**TASK ITEM:** If a record holds a picture, skip the picture but print everything else exactly.
------------------------------------------------
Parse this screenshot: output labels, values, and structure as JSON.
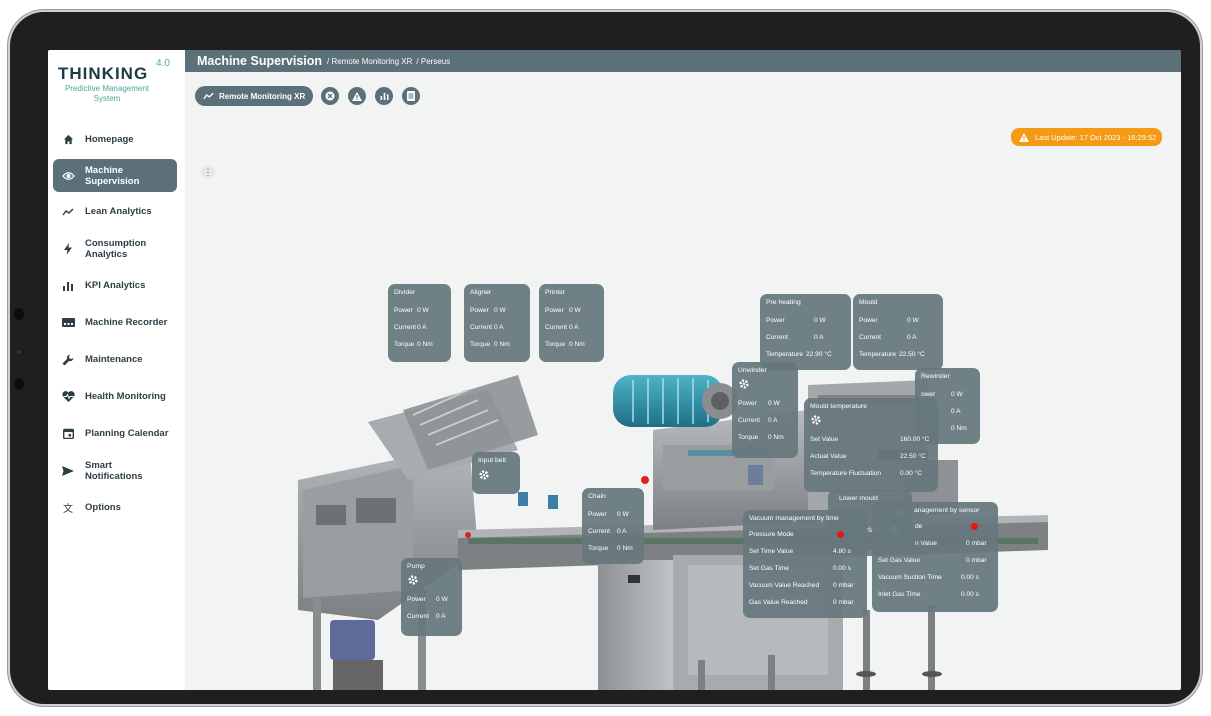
{
  "app": {
    "logo_main": "THINKING",
    "logo_version": "4.0",
    "logo_sub": "Predictive Management System"
  },
  "nav": [
    {
      "label": "Homepage",
      "icon": "home-icon"
    },
    {
      "label": "Machine Supervision",
      "icon": "eye-icon",
      "active": true
    },
    {
      "label": "Lean Analytics",
      "icon": "trend-icon"
    },
    {
      "label": "Consumption Analytics",
      "icon": "bolt-icon"
    },
    {
      "label": "KPI Analytics",
      "icon": "bar-chart-icon"
    },
    {
      "label": "Machine Recorder",
      "icon": "recorder-icon"
    },
    {
      "label": "Maintenance",
      "icon": "wrench-icon"
    },
    {
      "label": "Health Monitoring",
      "icon": "heart-pulse-icon"
    },
    {
      "label": "Planning Calendar",
      "icon": "calendar-icon"
    },
    {
      "label": "Smart Notifications",
      "icon": "send-icon"
    },
    {
      "label": "Options",
      "icon": "translate-icon"
    }
  ],
  "header": {
    "title": "Machine Supervision",
    "crumb1": "/ Remote Monitoring XR",
    "crumb2": "/ Perseus"
  },
  "toolbar": {
    "main_label": "Remote Monitoring XR",
    "buttons": [
      "close-circle-icon",
      "warning-icon",
      "bar-chart-icon",
      "document-icon"
    ]
  },
  "last_update": "Last Update: 17 Oct 2023 - 16:29:52",
  "colors": {
    "accent": "#5b7079",
    "warning": "#f49a15",
    "alarm": "#e8161a",
    "brand": "#4bb0a4"
  },
  "panels": {
    "divider": {
      "title": "Divider",
      "power_label": "Power",
      "power": "0 W",
      "current_label": "Current",
      "current": "0 A",
      "torque_label": "Torque",
      "torque": "0 Nm"
    },
    "aligner": {
      "title": "Aligner",
      "power_label": "Power",
      "power": "0 W",
      "current_label": "Current",
      "current": "0 A",
      "torque_label": "Torque",
      "torque": "0 Nm"
    },
    "printer": {
      "title": "Printer",
      "power_label": "Power",
      "power": "0 W",
      "current_label": "Current",
      "current": "0 A",
      "torque_label": "Torque",
      "torque": "0 Nm"
    },
    "preheating": {
      "title": "Pre heating",
      "power_label": "Power",
      "power": "0 W",
      "current_label": "Current",
      "current": "0 A",
      "temp_label": "Temperature",
      "temp": "22.90 °C"
    },
    "mould": {
      "title": "Mould",
      "power_label": "Power",
      "power": "0 W",
      "current_label": "Current",
      "current": "0 A",
      "temp_label": "Temperature",
      "temp": "22.50 °C"
    },
    "unwinder": {
      "title": "Unwinder",
      "power_label": "Power",
      "power": "0 W",
      "current_label": "Current",
      "current": "0 A",
      "torque_label": "Torque",
      "torque": "0 Nm"
    },
    "rewinder": {
      "title": "Rewinder",
      "power_label": "ower",
      "power": "0 W",
      "current_label": "nt",
      "current": "0 A",
      "torque_label": "e",
      "torque": "0 Nm"
    },
    "mould_temp": {
      "title": "Mould temperature",
      "set_label": "Set Value",
      "set": "160.00 °C",
      "actual_label": "Actual Value",
      "actual": "22.50 °C",
      "fluct_label": "Temperature Fluctuation",
      "fluct": "0.00 °C"
    },
    "input_belt": {
      "title": "Input belt"
    },
    "chain": {
      "title": "Chain",
      "power_label": "Power",
      "power": "0 W",
      "current_label": "Current",
      "current": "0 A",
      "torque_label": "Torque",
      "torque": "0 Nm"
    },
    "lower_mould": {
      "title": "Lower mould",
      "surfaces_label": "rfaces"
    },
    "vac_time": {
      "title": "Vacuum management by time",
      "pressure_label": "Pressure Mode",
      "settime_label": "Set Time Value",
      "settime": "4.80 s",
      "gastime_label": "Set Gas Time",
      "gastime": "0.00 s",
      "vacreached_label": "Vacuum Value Reached",
      "vacreached": "0 mbar",
      "gasreached_label": "Gas Value Reached",
      "gasreached": "0 mbar"
    },
    "vac_sensor": {
      "title": "anagement by sensor",
      "mode_label": "de",
      "value_label": "n Value",
      "value": "0 mbar",
      "gas_label": "Set Gas Value",
      "gas": "0 mbar",
      "suction_label": "Vacuum Suction Time",
      "suction": "0.00 s",
      "inlet_label": "Inlet Gas Time",
      "inlet": "0.00 s"
    },
    "pump": {
      "title": "Pump",
      "power_label": "Power",
      "power": "0 W",
      "current_label": "Current",
      "current": "0 A"
    }
  }
}
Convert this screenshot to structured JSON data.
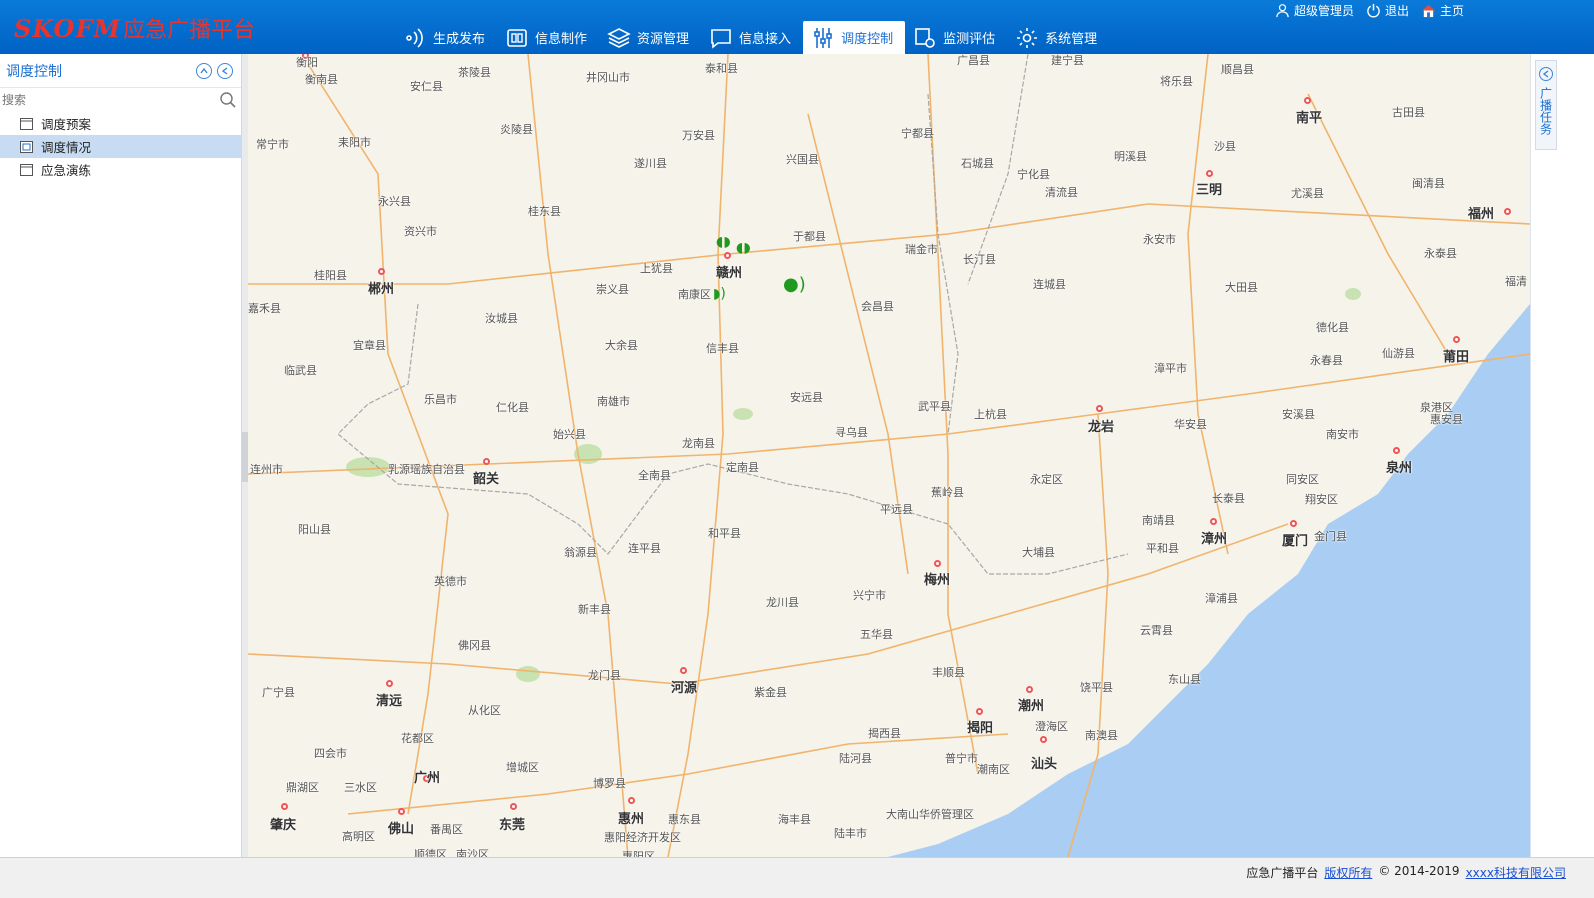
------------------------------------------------
**TASK SOLUTION:**
Parse this screenshot: output labels, values, and structure as JSON.
{
  "app": {
    "logo_main": "THINKING",
    "logo_version": "4.0",
    "logo_sub": "Predictive Management System"
  },
  "nav": [
    {
      "label": "Homepage",
      "icon": "home-icon"
    },
    {
      "label": "Machine Supervision",
      "icon": "eye-icon",
      "active": true
    },
    {
      "label": "Lean Analytics",
      "icon": "trend-icon"
    },
    {
      "label": "Consumption Analytics",
      "icon": "bolt-icon"
    },
    {
      "label": "KPI Analytics",
      "icon": "bar-chart-icon"
    },
    {
      "label": "Machine Recorder",
      "icon": "recorder-icon"
    },
    {
      "label": "Maintenance",
      "icon": "wrench-icon"
    },
    {
      "label": "Health Monitoring",
      "icon": "heart-pulse-icon"
    },
    {
      "label": "Planning Calendar",
      "icon": "calendar-icon"
    },
    {
      "label": "Smart Notifications",
      "icon": "send-icon"
    },
    {
      "label": "Options",
      "icon": "translate-icon"
    }
  ],
  "header": {
    "title": "Machine Supervision",
    "crumb1": "/ Remote Monitoring XR",
    "crumb2": "/ Perseus"
  },
  "toolbar": {
    "main_label": "Remote Monitoring XR",
    "buttons": [
      "close-circle-icon",
      "warning-icon",
      "bar-chart-icon",
      "document-icon"
    ]
  },
  "last_update": "Last Update: 17 Oct 2023 - 16:29:52",
  "colors": {
    "accent": "#5b7079",
    "warning": "#f49a15",
    "alarm": "#e8161a",
    "brand": "#4bb0a4"
  },
  "panels": {
    "divider": {
      "title": "Divider",
      "power_label": "Power",
      "power": "0 W",
      "current_label": "Current",
      "current": "0 A",
      "torque_label": "Torque",
      "torque": "0 Nm"
    },
    "aligner": {
      "title": "Aligner",
      "power_label": "Power",
      "power": "0 W",
      "current_label": "Current",
      "current": "0 A",
      "torque_label": "Torque",
      "torque": "0 Nm"
    },
    "printer": {
      "title": "Printer",
      "power_label": "Power",
      "power": "0 W",
      "current_label": "Current",
      "current": "0 A",
      "torque_label": "Torque",
      "torque": "0 Nm"
    },
    "preheating": {
      "title": "Pre heating",
      "power_label": "Power",
      "power": "0 W",
      "current_label": "Current",
      "current": "0 A",
      "temp_label": "Temperature",
      "temp": "22.90 °C"
    },
    "mould": {
      "title": "Mould",
      "power_label": "Power",
      "power": "0 W",
      "current_label": "Current",
      "current": "0 A",
      "temp_label": "Temperature",
      "temp": "22.50 °C"
    },
    "unwinder": {
      "title": "Unwinder",
      "power_label": "Power",
      "power": "0 W",
      "current_label": "Current",
      "current": "0 A",
      "torque_label": "Torque",
      "torque": "0 Nm"
    },
    "rewinder": {
      "title": "Rewinder",
      "power_label": "ower",
      "power": "0 W",
      "current_label": "nt",
      "current": "0 A",
      "torque_label": "e",
      "torque": "0 Nm"
    },
    "mould_temp": {
      "title": "Mould temperature",
      "set_label": "Set Value",
      "set": "160.00 °C",
      "actual_label": "Actual Value",
      "actual": "22.50 °C",
      "fluct_label": "Temperature Fluctuation",
      "fluct": "0.00 °C"
    },
    "input_belt": {
      "title": "Input belt"
    },
    "chain": {
      "title": "Chain",
      "power_label": "Power",
      "power": "0 W",
      "current_label": "Current",
      "current": "0 A",
      "torque_label": "Torque",
      "torque": "0 Nm"
    },
    "lower_mould": {
      "title": "Lower mould",
      "surfaces_label": "rfaces"
    },
    "vac_time": {
      "title": "Vacuum management by time",
      "pressure_label": "Pressure Mode",
      "settime_label": "Set Time Value",
      "settime": "4.80 s",
      "gastime_label": "Set Gas Time",
      "gastime": "0.00 s",
      "vacreached_label": "Vacuum Value Reached",
      "vacreached": "0 mbar",
      "gasreached_label": "Gas Value Reached",
      "gasreached": "0 mbar"
    },
    "vac_sensor": {
      "title": "anagement by sensor",
      "mode_label": "de",
      "value_label": "n Value",
      "value": "0 mbar",
      "gas_label": "Set Gas Value",
      "gas": "0 mbar",
      "suction_label": "Vacuum Suction Time",
      "suction": "0.00 s",
      "inlet_label": "Inlet Gas Time",
      "inlet": "0.00 s"
    },
    "pump": {
      "title": "Pump",
      "power_label": "Power",
      "power": "0 W",
      "current_label": "Current",
      "current": "0 A"
    }
  }
}
Convert this screenshot to structured JSON data.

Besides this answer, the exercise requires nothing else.